What was your path to becoming a therapist?
Ironically, my path began with me trying not to become a therapist. My mother is a psychiatrist, so as a rebellious youth, I hated the idea of choosing a similar career. However, psychology was what I grew up learning, so my first career path was in psychological research. While I do enjoy research, I found that it alone didn’t fulfill me. After a slight existential crisis, a misguided career detour, and a good deal of self-reflection, I realized my fear was keeping me from my true passion. I faced my fear head-on and in doing so was rewarded with the most amazing and fulfilling career I could imagine!
What should someone know about working with you?
I know starting therapy or meeting a new therapist can be a truly intimidating process. That’s why my first objective is always to create a warm and welcoming space to help you share what’s really going on for you. To me, this means hearing you from a place of nonjudgement, acceptance, and genuine curiosity. While my first priority is for you to feel welcomed and safe, my style is not a passive one; whatever you are facing, I want to help give you skills and insights to overcome it. I provide evidence-based therapy that integrates different theories and techniques matched to you and your presenting concerns. However, my style differs from many clinicians in that I focus more on directly transforming your emotional experience and patterns, rather than concentrating primarily on changing your thought patterns. Finally, I really do love feedback and I will likely ask you (the expert on you!) for it!
What are you most excited about within the evolving mental health landscape?
I’m excited about telehealth! You’ve probably realized the more obvious advantages (e.g., the lack of traffic, increased accessibility, increased safety, etc.), but I also find that telehealth has some more overlooked advantages as well. For many clients, it can be easier to open up and talk vulnerably when they’re in their own space and physically apart from another person. For others, talking with someone virtually is a much less intimidating process to start therapy than being in person. While I know the opposite can be true for many therapists, I find that telehealth is less taxing for me as a therapist and often allows for greater flexibility in sharing resources or performing different techniques.
Have you done any research-based work that you found particularly exciting? How does it inform your practice today?
My first introduction to psychological research was at the Kinsey Institute for Research in Sex, Gender, and Reproduction at Indiana University. From this foundation, I have always been an advocate and sought out training and education for greater sex positivity, sexual wellness, and awareness of sexual functioning issues. In line with this interest, my dissertation focused on consensual/ethical non-monogamy. While I’m not sure anyone can honestly claim they loved writing their dissertation, I did truly enjoy getting to learn so much about this population. I have found that being able to recognize and question the biases and taboos in our society, especially around sex and relationships, is so valuable in helping all clients find the relationships with themselves and others that work best for them.

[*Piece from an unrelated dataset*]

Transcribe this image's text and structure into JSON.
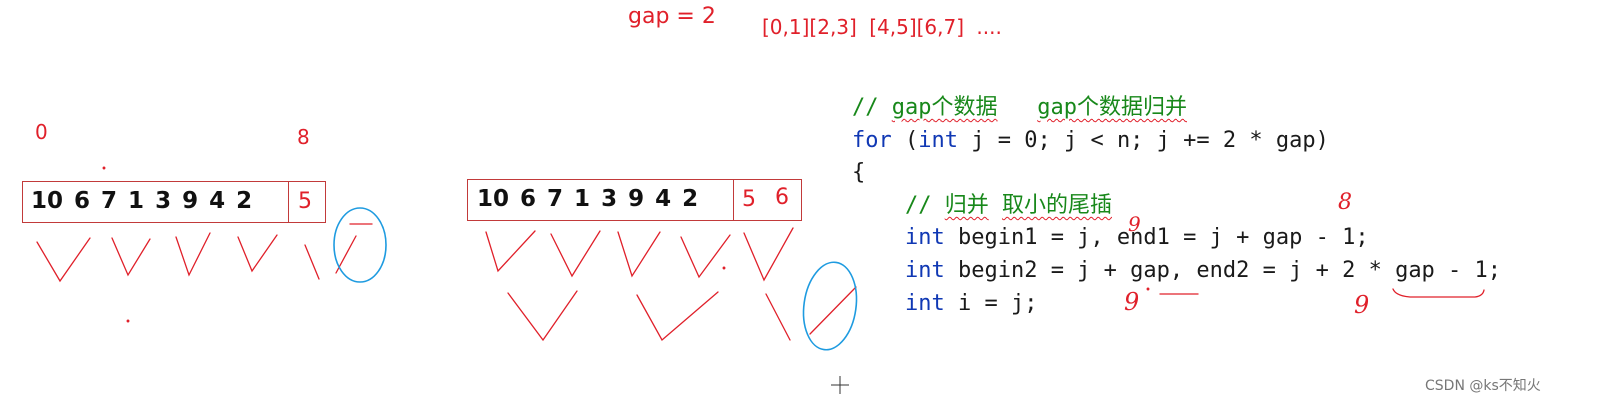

In reflecting, the key underlying theme in my research that really energizes me is fighting against unjust societal shame.
“Finally, I really do love feedback and I will likely ask you (the expert on you!) for it!”